I want to share a lesser well known quote from Winogrand that went some way towards changing my attitude towards photographing life itself. It is a quote I found in “The Man in the Crowd” during my time in college. This quote comes from 1963, not too long after the Cuban Missile Crisis, which according to his son, had a significant affect on Winogrand’s view of life.
“I look at the pictures I have done up to now and they make me feel that who we are and what we feel and what is to become of us just doesn’t matter. Our aspirations and successes have become cheap and petty: I read the newspapers, the columnists, some books, I look at the magazines (our press). They all deal in illusions and fantasies. I can only conclude that we have lost ourselves, and that the bomb may finish the job permanently and it just doesn’t matter, we have not loved life.
I cannot accept my conclusions, and so I must continue this photographic investigation further and deeper.”
I remember the day after I read this quote I shot about 500 images in an hour and a half. I was running around like a headless chicken and even whizzed past Sonia O’Sullivan [famous Irish Olympic runner], who I happened to shoot buying her sausages in the market. I guess what the text might have taught me is that while most people are caring about each other they can’t see the bigger picture, at least for what it is. Winogrand [like the other great social photographers] cared for the collective but firstly wanted to see it as it was, not as we have become so accustomed to it being portrayed through the media storm.
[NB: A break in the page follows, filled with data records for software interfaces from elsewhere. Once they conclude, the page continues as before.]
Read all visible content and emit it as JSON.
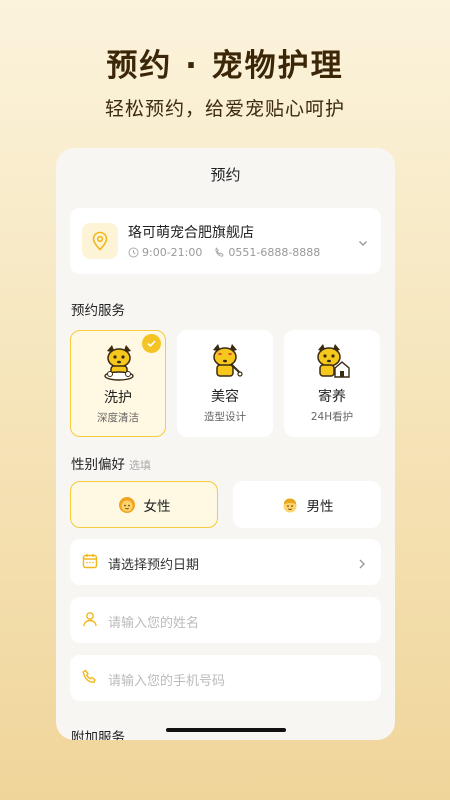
{
  "promo": {
    "headline": "预约 · 宠物护理",
    "subline": "轻松预约，给爱宠贴心呵护"
  },
  "card": {
    "title": "预约",
    "store": {
      "name": "珞可萌宠合肥旗舰店",
      "hours": "9:00-21:00",
      "phone": "0551-6888-8888"
    },
    "service_section": "预约服务",
    "services": [
      {
        "name": "洗护",
        "desc": "深度清洁",
        "selected": true
      },
      {
        "name": "美容",
        "desc": "造型设计",
        "selected": false
      },
      {
        "name": "寄养",
        "desc": "24H看护",
        "selected": false
      }
    ],
    "gender_section": "性别偏好",
    "gender_optional": "选填",
    "genders": [
      {
        "label": "女性",
        "selected": true
      },
      {
        "label": "男性",
        "selected": false
      }
    ],
    "date_field": "请选择预约日期",
    "name_placeholder": "请输入您的姓名",
    "phone_placeholder": "请输入您的手机号码",
    "extra_section": "附加服务"
  },
  "colors": {
    "accent": "#f4c324",
    "accent_bg": "#fff8e2",
    "heading": "#3b2608"
  }
}
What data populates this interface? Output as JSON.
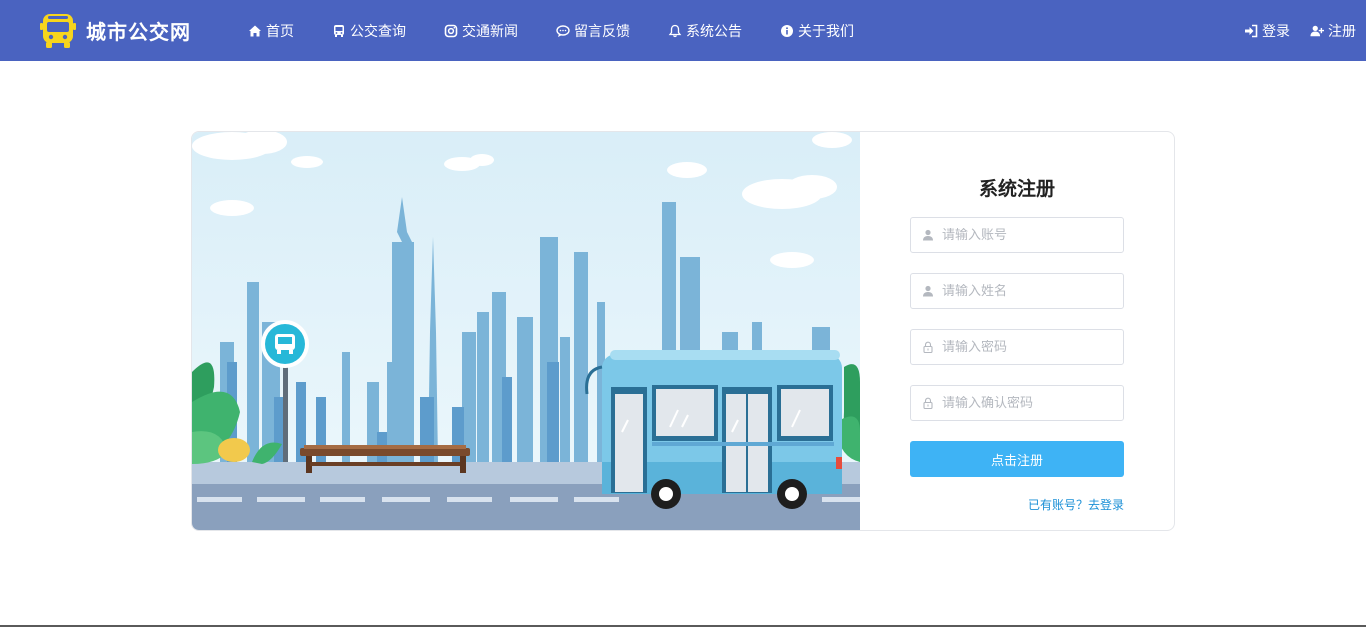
{
  "brand": {
    "name": "城市公交网",
    "icon": "bus-logo-icon"
  },
  "nav": {
    "items": [
      {
        "label": "首页",
        "icon": "home-icon"
      },
      {
        "label": "公交查询",
        "icon": "bus-icon"
      },
      {
        "label": "交通新闻",
        "icon": "instagram-icon"
      },
      {
        "label": "留言反馈",
        "icon": "chat-icon"
      },
      {
        "label": "系统公告",
        "icon": "bell-icon"
      },
      {
        "label": "关于我们",
        "icon": "info-icon"
      }
    ],
    "right": [
      {
        "label": "登录",
        "icon": "sign-in-icon"
      },
      {
        "label": "注册",
        "icon": "user-plus-icon"
      }
    ]
  },
  "form": {
    "title": "系统注册",
    "fields": [
      {
        "placeholder": "请输入账号",
        "icon": "user-icon",
        "value": ""
      },
      {
        "placeholder": "请输入姓名",
        "icon": "user-icon",
        "value": ""
      },
      {
        "placeholder": "请输入密码",
        "icon": "lock-icon",
        "value": ""
      },
      {
        "placeholder": "请输入确认密码",
        "icon": "lock-icon",
        "value": ""
      }
    ],
    "submit_label": "点击注册",
    "login_link": "已有账号？去登录"
  },
  "colors": {
    "navbar": "#4a63c0",
    "button": "#3eb3f5",
    "link": "#1a8fd6",
    "logo": "#f7d51d"
  }
}
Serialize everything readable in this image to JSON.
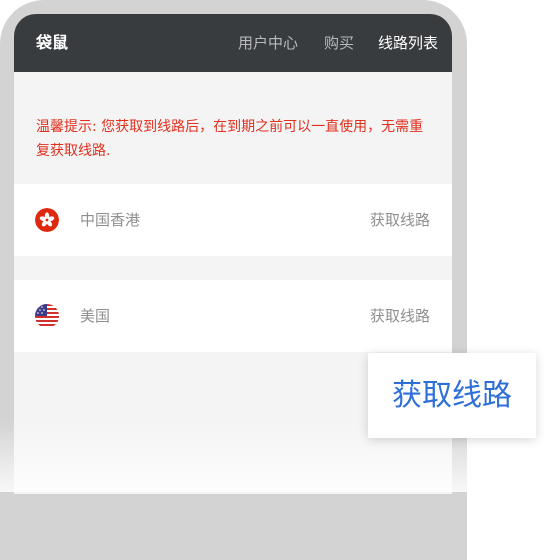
{
  "navbar": {
    "brand": "袋鼠",
    "links": [
      "用户中心",
      "购买",
      "线路列表"
    ]
  },
  "notice": {
    "text": "温馨提示: 您获取到线路后，在到期之前可以一直使用，无需重复获取线路."
  },
  "routes": [
    {
      "region": "中国香港",
      "flag_icon": "hong-kong-flag-icon",
      "action": "获取线路"
    },
    {
      "region": "美国",
      "flag_icon": "us-flag-icon",
      "action": "获取线路"
    }
  ],
  "callout": {
    "label": "获取线路"
  },
  "colors": {
    "navbar": "#393c3f",
    "notice_text": "#e0301e",
    "callout_text": "#2f6fd9",
    "page_background": "#f4f4f4",
    "hong_kong_flag": "#de2910",
    "us_flag_red": "#d22f2f",
    "us_flag_blue": "#3c3b8a"
  }
}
In the end what we are left with is a man who sought to continually know more through his visual conquest in opposition to what we call ‘the media’ so often portrays. He was a man who found his central purpose in searching and questioning as opposed to the finding of answers. Possibly Winogrand was his own greatest enigma. “Maybe we are our faces” was a phrase that struck me as from a man who was willing to dig deeper into the dark canyons of identity yet what he found was less and less familiar from what we usually choose to label our civilised selves on the surface. The zoo photographer references? Perhaps we are all the animals locked within the bars of a society repressing us from expressing the real and ever present animal desires within. Maybe that’s what he means when he’s talking about getting beyond our preconceptions, namely of the modern world and all the illusions and distractions that it causes us to reside within. Getting back to ourselves, calling things what they are, it seems not too much to ask of us all?
Rather than ramble any further about the ideas of who some may consider the god of photography bar none, Id like to suggest John Szarkowski’s analysis of Winogrand. I believe this text is more inciteful of his techniques/strategies than anything else ever written about him by some distance. Szarkowski was the photographic curator at MOMA in New York, he was vital for the prosperity of American art photography as well as a personal friend of Winogrand.